- CareCare InformationProvide well drained soil, rich in organic matter. Keep roots cool with a thick layer of mulch. Follow a regular watering schedule during the first growing season to establish a deep, extensive root system. Requires less water once established. Prune to shape and feed with an acid fertilizer after flowering.Pruning time: fall after flowering.Light Needs:Filtered sunWatering Needs:Water regularly, when top 3 in. of soil is dry.

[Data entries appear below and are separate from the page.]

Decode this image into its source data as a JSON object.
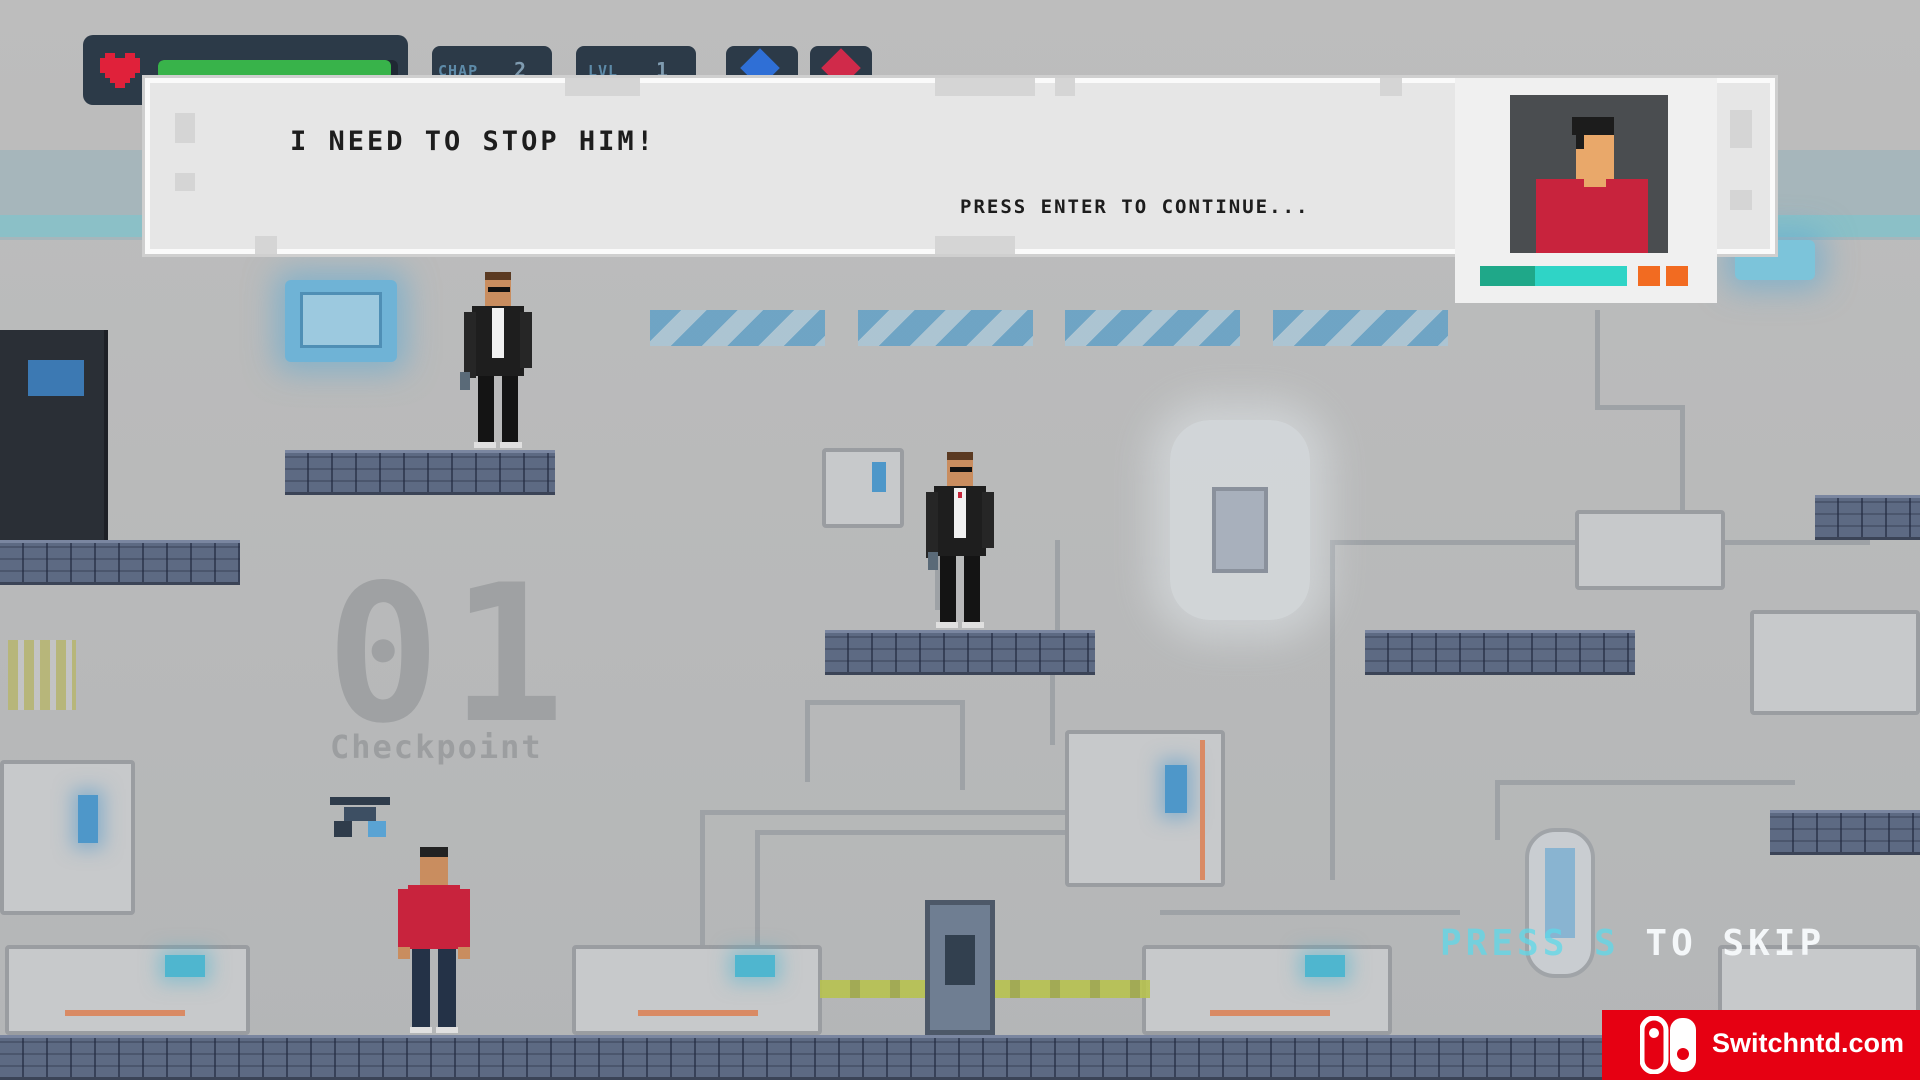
{
  "hud": {
    "health_fraction": 0.97,
    "health_color": "#38b34a",
    "heart_color": "#e0213a",
    "chapter_label": "CHAP",
    "chapter_value": "2",
    "level_label": "LVL",
    "level_value": "1",
    "gem_blue_color": "#2f6fd6",
    "gem_red_color": "#d02a4a"
  },
  "dialog": {
    "text": "I NEED TO STOP HIM!",
    "continue_hint": "PRESS ENTER TO CONTINUE...",
    "speaker_energy_colors": [
      "#1fa889",
      "#2fd4c6",
      "#f26b21",
      "#f26b21"
    ]
  },
  "checkpoint": {
    "number": "01",
    "label": "Checkpoint"
  },
  "skip_hint": {
    "key_part": "PRESS S",
    "rest": "TO SKIP"
  },
  "watermark": {
    "text": "Switchntd.com",
    "color": "#e60012"
  }
}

- History & LoreHistory:Sometimes referred to as Christmas Camellias, the sasanqua varieties of Camellia are native to the evergreen, coastal forests of southern Japan. It was introduced by Dutch traders into Europe in 1869. Bonanza is a seedling of 'Crimson Bride'. The Japanese use the leaves of sasanqua to make tea, and the seeds are pressed into tea seed oil for use as a lubricant and in cooking and cosmetics.